Across the front of the dining and living space are French doors that open onto an uncovered, narrow terrace. It was going to have a pergola over it, says Kim, until she substituted that idea for the four huge grey planters, with lime trees in them, which adorn the space. It’s a boldly elegant idea that creates a much more modern feel than a pergola would – and the trees provide a great supply of limes to boot.

The family’s bedrooms (as well as Kim’s petite home office, which features a fresh green ombre wallpaper by Designers Guild) are all upstairs. All these first-floor rooms lead off a hallway that has been furnished as a casual pyjama lounge and features a glorious view across Cape Town towards the distant Durbanville hills.

Anna’s bedroom is gorgeously pretty, with bold horizontal pink stripes on the walls that enlarge and open up the space, while Jamie’s room, by contrast, is bold and graphic: one wall features Cole & Son’s Frontier Tile wallpaper in black and white and another is painted black – as well as a wooden four-poster bed and a large, glass-fronted cabinet that displays his toys and books.

The main bedroom is more muted in terms of its use of colour (a splash of it was recently added in the form of new artwork above the bed) and the bathroom and dressing room have been deliberately kept separate from the bedroom rather than being typically en suite. The separation means that Graham, who travels a great deal for work, can get up and prepare to depart without disturbing anyone else in the house.

The guest suite and guest cloakroom are both on the ground floor, off the entrance hallway and along a passageway adorned with a large Slim Aarons photographic print hung above a bright green love seat. In the guest cloakroom, the gorgeous, leafy ‘Martinique’ wallpaper is used – Kim insisted on tracking down the original version of this modern classic wallpaper, the same as that famously hanging in the Beverly Hills Hotel.

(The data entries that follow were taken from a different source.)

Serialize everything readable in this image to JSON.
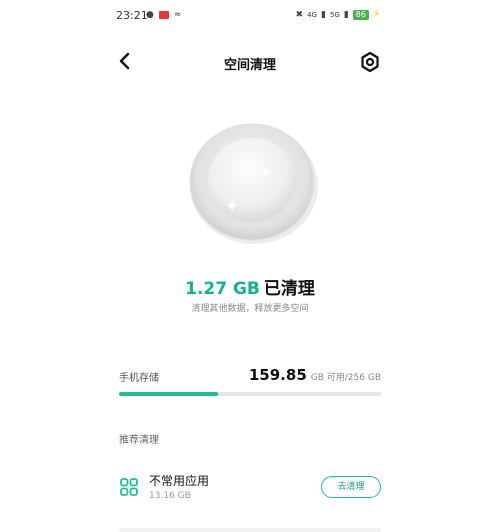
{
  "status_bar": {
    "time": "23:21",
    "left_icons": [
      "weibo-icon",
      "app-badge-icon",
      "nfc-icon"
    ],
    "network_1": "4G",
    "network_2": "5G",
    "battery": "86"
  },
  "header": {
    "title": "空间清理",
    "back_icon": "chevron-left-icon",
    "settings_icon": "hexagon-settings-icon"
  },
  "result": {
    "value": "1.27 GB",
    "label": "已清理",
    "subtitle": "清理其他数据，释放更多空间"
  },
  "storage": {
    "label": "手机存储",
    "available": "159.85",
    "unit_text": "GB 可用/256 GB",
    "used_fraction": 0.376
  },
  "recommend": {
    "title": "推荐清理",
    "items": [
      {
        "name": "不常用应用",
        "size": "13.16 GB",
        "button": "去清理",
        "icon": "apps-grid-icon"
      }
    ]
  },
  "colors": {
    "accent": "#1fbf94",
    "accent_text": "#12b38a"
  }
}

The guest bedroom is decorated in restful, muted shades of oatmeal and sand, with a charming en suite bathroom that has its own little landscaped courtyard – and that Bishopscourt view – as well as custom-made terrazzo floors based on the same design as that used at the V&A Waterfront. Here, it’s rendered in smart black and white rather than the V&A’s greens and pinks.

Another characteristic feature of Kim’s home is the fact that there is almost no built-in furniture in the house. She says she prefers to avoid built-in items and instead uses cupboards, storage units and cabinets that are all individual – and mostly custom-made – pieces. As with other decor elements in the house, this could be read as quite an old-fashioned gesture, but Kim’s take on it feels extremely contemporary. One of the loveliest examples of this custom-built, freestanding furniture is the drinks cabinet in the dining area. Covered with a shagreen-textured vinyl decorated with a circular nailhead pattern, it is filled with beautiful glassware – as well as all the essentials for everything from cocktails to post-dinner digestifs.

Listen to Kim talk about her history as an interior designer and the way she went about creating her own space, and the phrase that comes to mind is ‘investigator decorator’. Her childhood experience of fabrics (Kim’s mother is Debbie Schuurman of Walnut Interior Fabrics in Durban, so she grew up around textiles of all kinds) obviously plays a part, but her visual style is also the product of meticulous research. She methodically tracked down all sorts of items she had envisioned as perfect for her home, ranging from those old terrazzo-tile presses to wallpapers, and unique artworks to custom-made furniture. The combination of such a careful, thoughtful approach with an innate sense of colour that reflects so much confidence and brio might be remarkable, but that just adds to the pleasure its end result affords.